A group at the Music Technology Group of the University of Pompeu Fabra in Barcelona, Spain, might have discovered the future of music.  (More videos after the jump)

They came up with a concept that is simply amazing – and then developed the technology to go with it. The result is the Reactable, a new type of electronic music instrument.

The reactable is a collaborative electronic music instrument with a tabletop tangible multi-touch interface. Several simultaneous performers share complete control over the instrument by moving and rotating physical objects on a luminous round table surface. By moving and relating these objects, representing components of a classic modular synthesizer, users can create complex and dynamic sonic topologies, with generators, filters and modulators, in a kind of tangible modular synthesizer or graspable flow-controlled programming language.

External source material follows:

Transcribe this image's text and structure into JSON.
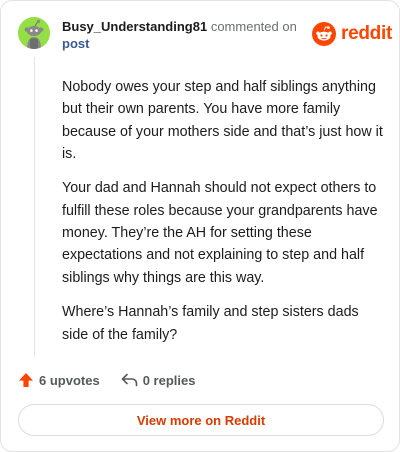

The instrument was developed by a team of digital luthiers (Sergi Jordà, Martin Kaltenbrunner, Günter Geiger and Marcos Alonso), working in the Music Technology Group at the Universitat Pompeu Fabra in Barcelona Spain. Their main activities concentrate on the design of new musical interfaces, such as tangible music instruments and musical applications for mobile devices. The reactable team was recently awarded with various prizes such as the “Ars Electronica Golden Nica”, the “Premi de la Cuitat de Barcelona 2007” and two “D&AD Yellow Pencils” and the Icelandic singer Björk has successfully used the reactable during her last “Volta” world tour.

The reactable intends to be:

  • collaborative: several performers (locally or remotely)
  • intuitive: zero manual, zero instructions
  • sonically challenging and interesting
  • learnable and masterable (even for children)
  • suitable for novices (installations) and advanced electronic musicians (concerts)

The reactable hardware is based on a translucent, round multi-touch surface. A camera situated beneath the table, continuously analyzes the surface, tracking the player’s finger tips and the nature, position and orientation of physical objects that are distributed on its surface. These objects represent the components of a classic modular synthesizer, the players interact by moving these objects, changing their distance, orientation and the relation to each other. These actions directly control the topological structure and parameters of the sound synthesizer. A projector, also from underneath the table, draws dynamic animations on its surface, providing a visual feedback of the state, the activity and the main characteristics of the sounds produced by the audio synthesizer.




Via reactable